What are the stages of colon cancer?1
Staging is the process of finding out how far a cancer has spread.
Stage I cancers have grown into the muscular wall of the intestine but have not spread beyond it.
The affected part of the colon is usually removed, along with its lymph nodes, during surgery.
Stage II cancers have spread beyond the muscular layers of the large intestine (stage IIB) or into nearby tissue (stage IIC). The cancer has not yet reached the lymph nodes.
For colon cancer, the affected section of the colon is surgically removed. Chemotherapy may also be recommended after surgery. For rectal cancer, the affected section of the rectum is surgically removed; chemotherapy or radiation may be recommended before or after surgery.
Stage III cancers have spread to the lymph nodes. This is considered an advanced stage.

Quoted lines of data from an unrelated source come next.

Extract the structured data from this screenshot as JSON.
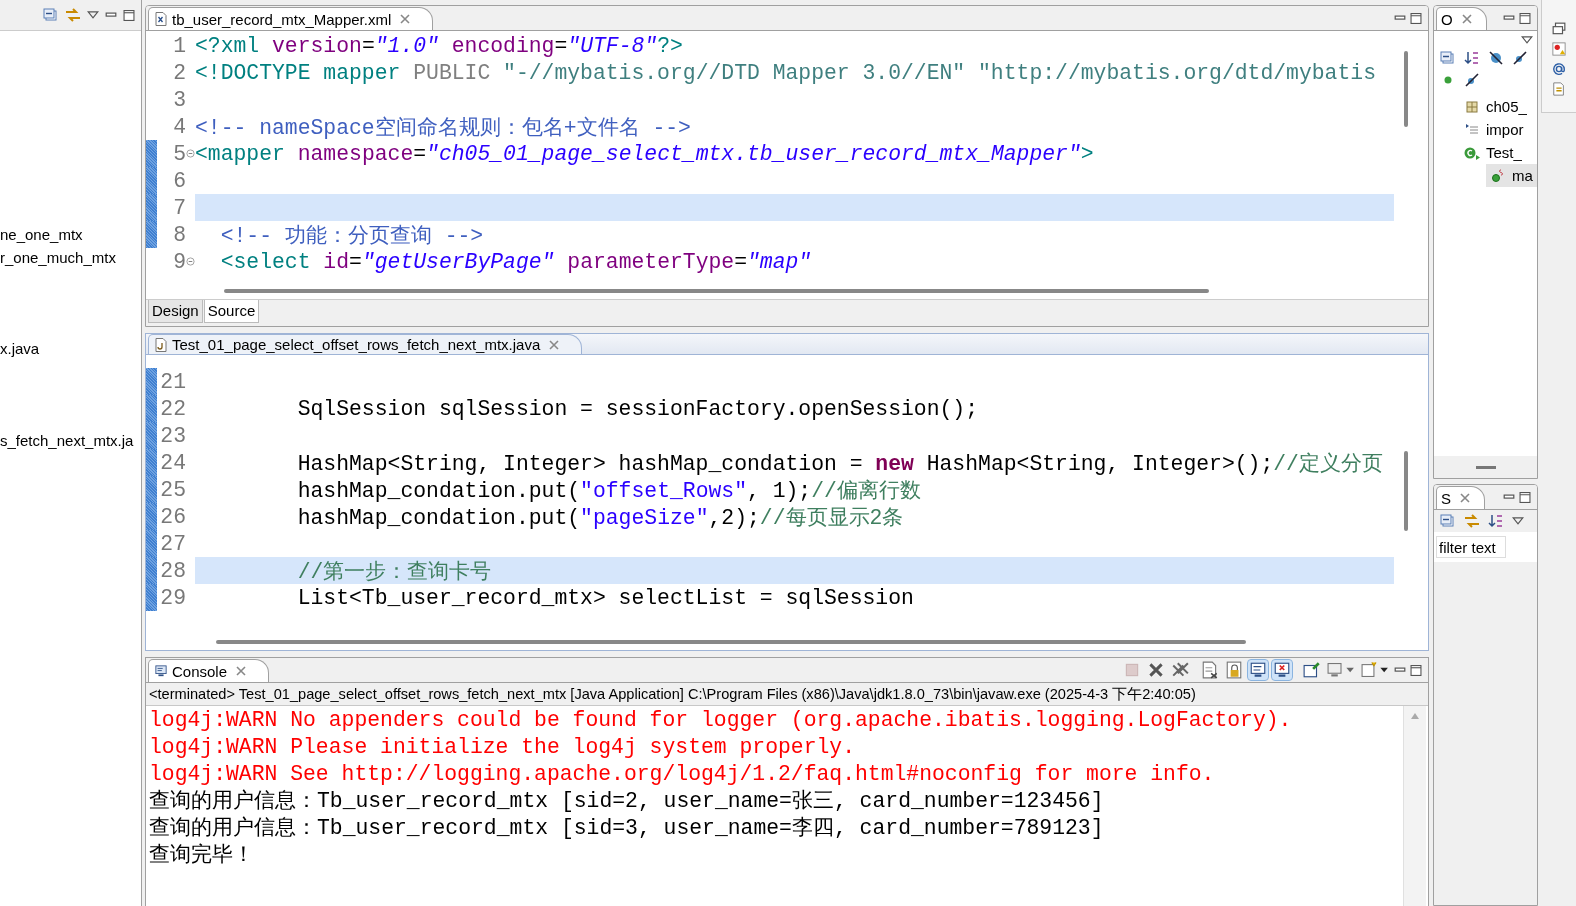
{
  "package_explorer": {
    "items": [
      {
        "label": "ne_one_mtx"
      },
      {
        "label": "r_one_much_mtx"
      },
      {
        "label": "x.java"
      },
      {
        "label": "s_fetch_next_mtx.ja"
      }
    ]
  },
  "xml_editor": {
    "tab": {
      "title": "tb_user_record_mtx_Mapper.xml"
    },
    "lines": [
      {
        "number": "1",
        "changed": false,
        "current": false,
        "foldable": false,
        "segments": [
          {
            "kind": "tag",
            "text": "<?xml"
          },
          {
            "kind": "attr",
            "text": " version"
          },
          {
            "kind": "plain",
            "text": "="
          },
          {
            "kind": "str",
            "text": "\"1.0\""
          },
          {
            "kind": "attr",
            "text": " encoding"
          },
          {
            "kind": "plain",
            "text": "="
          },
          {
            "kind": "str",
            "text": "\"UTF-8\""
          },
          {
            "kind": "tag",
            "text": "?>"
          }
        ]
      },
      {
        "number": "2",
        "changed": false,
        "current": false,
        "foldable": false,
        "segments": [
          {
            "kind": "tag",
            "text": "<!DOCTYPE mapper"
          },
          {
            "kind": "dtdkw",
            "text": " PUBLIC"
          },
          {
            "kind": "dtd",
            "text": " \"-//mybatis.org//DTD Mapper 3.0//EN\" \"http://mybatis.org/dtd/mybatis"
          }
        ]
      },
      {
        "number": "3",
        "changed": false,
        "current": false,
        "foldable": false
      },
      {
        "number": "4",
        "changed": false,
        "current": false,
        "foldable": false,
        "segments": [
          {
            "kind": "comment",
            "text": "<!-- nameSpace空间命名规则：包名+文件名 -->"
          }
        ]
      },
      {
        "number": "5",
        "changed": true,
        "current": false,
        "foldable": true,
        "segments": [
          {
            "kind": "tag",
            "text": "<mapper"
          },
          {
            "kind": "attr",
            "text": " namespace"
          },
          {
            "kind": "plain",
            "text": "="
          },
          {
            "kind": "str",
            "text": "\"ch05_01_page_select_mtx.tb_user_record_mtx_Mapper\""
          },
          {
            "kind": "tag",
            "text": ">"
          }
        ]
      },
      {
        "number": "6",
        "changed": true,
        "current": false,
        "foldable": false
      },
      {
        "number": "7",
        "changed": true,
        "current": true,
        "foldable": false
      },
      {
        "number": "8",
        "changed": true,
        "current": false,
        "foldable": false,
        "segments": [
          {
            "kind": "comment",
            "text": "  <!-- 功能：分页查询 -->"
          }
        ]
      },
      {
        "number": "9",
        "changed": false,
        "current": false,
        "foldable": true,
        "segments": [
          {
            "kind": "tag",
            "text": "  <select"
          },
          {
            "kind": "attr",
            "text": " id"
          },
          {
            "kind": "plain",
            "text": "="
          },
          {
            "kind": "str",
            "text": "\"getUserByPage\""
          },
          {
            "kind": "attr",
            "text": " parameterType"
          },
          {
            "kind": "plain",
            "text": "="
          },
          {
            "kind": "str",
            "text": "\"map\""
          }
        ]
      }
    ],
    "page_tabs": [
      {
        "label": "Design",
        "selected": false
      },
      {
        "label": "Source",
        "selected": true
      }
    ]
  },
  "java_editor": {
    "tab": {
      "title": "Test_01_page_select_offset_rows_fetch_next_mtx.java"
    },
    "lines": [
      {
        "number": "21",
        "changed": true,
        "current": false
      },
      {
        "number": "22",
        "changed": true,
        "current": false,
        "segments": [
          {
            "kind": "plain",
            "text": "        SqlSession sqlSession = sessionFactory.openSession();"
          }
        ]
      },
      {
        "number": "23",
        "changed": true,
        "current": false
      },
      {
        "number": "24",
        "changed": true,
        "current": false,
        "segments": [
          {
            "kind": "plain",
            "text": "        HashMap<String, Integer> hashMap_condation = "
          },
          {
            "kind": "kw",
            "text": "new"
          },
          {
            "kind": "plain",
            "text": " HashMap<String, Integer>();"
          },
          {
            "kind": "comment",
            "text": "//定义分页"
          }
        ]
      },
      {
        "number": "25",
        "changed": true,
        "current": false,
        "segments": [
          {
            "kind": "plain",
            "text": "        hashMap_condation.put("
          },
          {
            "kind": "str",
            "text": "\"offset_Rows\""
          },
          {
            "kind": "plain",
            "text": ", 1);"
          },
          {
            "kind": "comment",
            "text": "//偏离行数"
          }
        ]
      },
      {
        "number": "26",
        "changed": true,
        "current": false,
        "segments": [
          {
            "kind": "plain",
            "text": "        hashMap_condation.put("
          },
          {
            "kind": "str",
            "text": "\"pageSize\""
          },
          {
            "kind": "plain",
            "text": ",2);"
          },
          {
            "kind": "comment",
            "text": "//每页显示2条"
          }
        ]
      },
      {
        "number": "27",
        "changed": true,
        "current": false
      },
      {
        "number": "28",
        "changed": true,
        "current": true,
        "segments": [
          {
            "kind": "comment",
            "text": "        //第一步：查询卡号"
          }
        ]
      },
      {
        "number": "29",
        "changed": true,
        "current": false,
        "segments": [
          {
            "kind": "plain",
            "text": "        List<Tb_user_record_mtx> selectList = sqlSession"
          }
        ]
      }
    ]
  },
  "console": {
    "tab": {
      "title": "Console"
    },
    "toolbar": [
      {
        "kind": "stop",
        "disabled": true
      },
      {
        "kind": "remove",
        "disabled": false
      },
      {
        "kind": "remove-all",
        "disabled": false
      },
      {
        "kind": "clear",
        "disabled": false
      },
      {
        "kind": "lock",
        "disabled": false
      },
      {
        "kind": "stdout",
        "on": true
      },
      {
        "kind": "stderr",
        "on": true
      },
      {
        "kind": "pin",
        "disabled": false
      },
      {
        "kind": "display",
        "disabled": false
      },
      {
        "kind": "open",
        "disabled": false
      }
    ],
    "header": "<terminated> Test_01_page_select_offset_rows_fetch_next_mtx [Java Application] C:\\Program Files (x86)\\Java\\jdk1.8.0_73\\bin\\javaw.exe (2025-4-3 下午2:40:05)",
    "lines": [
      {
        "kind": "error",
        "text": "log4j:WARN No appenders could be found for logger (org.apache.ibatis.logging.LogFactory)."
      },
      {
        "kind": "error",
        "text": "log4j:WARN Please initialize the log4j system properly."
      },
      {
        "kind": "error",
        "text": "log4j:WARN See http://logging.apache.org/log4j/1.2/faq.html#noconfig for more info."
      },
      {
        "kind": "output",
        "text": "查询的用户信息：Tb_user_record_mtx [sid=2, user_name=张三, card_number=123456]"
      },
      {
        "kind": "output",
        "text": "查询的用户信息：Tb_user_record_mtx [sid=3, user_name=李四, card_number=789123]"
      },
      {
        "kind": "output",
        "text": "查询完毕！"
      }
    ]
  },
  "outline": {
    "tab": {
      "title": "O"
    },
    "items": [
      {
        "kind": "package",
        "label": "ch05_",
        "selected": false
      },
      {
        "kind": "imports",
        "label": "impor",
        "selected": false
      },
      {
        "kind": "class",
        "label": "Test_",
        "selected": false,
        "children": [
          {
            "kind": "method",
            "label": "ma",
            "selected": true
          }
        ]
      }
    ]
  },
  "second_panel": {
    "tab": {
      "title": "S"
    },
    "filter": {
      "placeholder": "filter text"
    }
  }
}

For colon cancer, surgery is usually done first, followed by chemotherapy. For rectal cancer, chemotherapy and radiation may come before or after surgery.
Stage IV cancers have spread to other organs such as the liver, lungs, or ovaries. This is considered an advanced stage.
In some cases, the cancer can be removed during surgery. If surgery cannot remove all affected areas, chemotherapy, radiation, or both may be recommended to relieve, delay, or prevent symptoms and discomfort.
Regular screening can find colon cancer early, before it spreads
The earlier colon cancer is found, the easier it is to treat. This is why regular screening is worthwhile—it has the potential to save lives. Even if you are not experiencing any symptoms, it’s important to talk to your doctor and get screened regularly.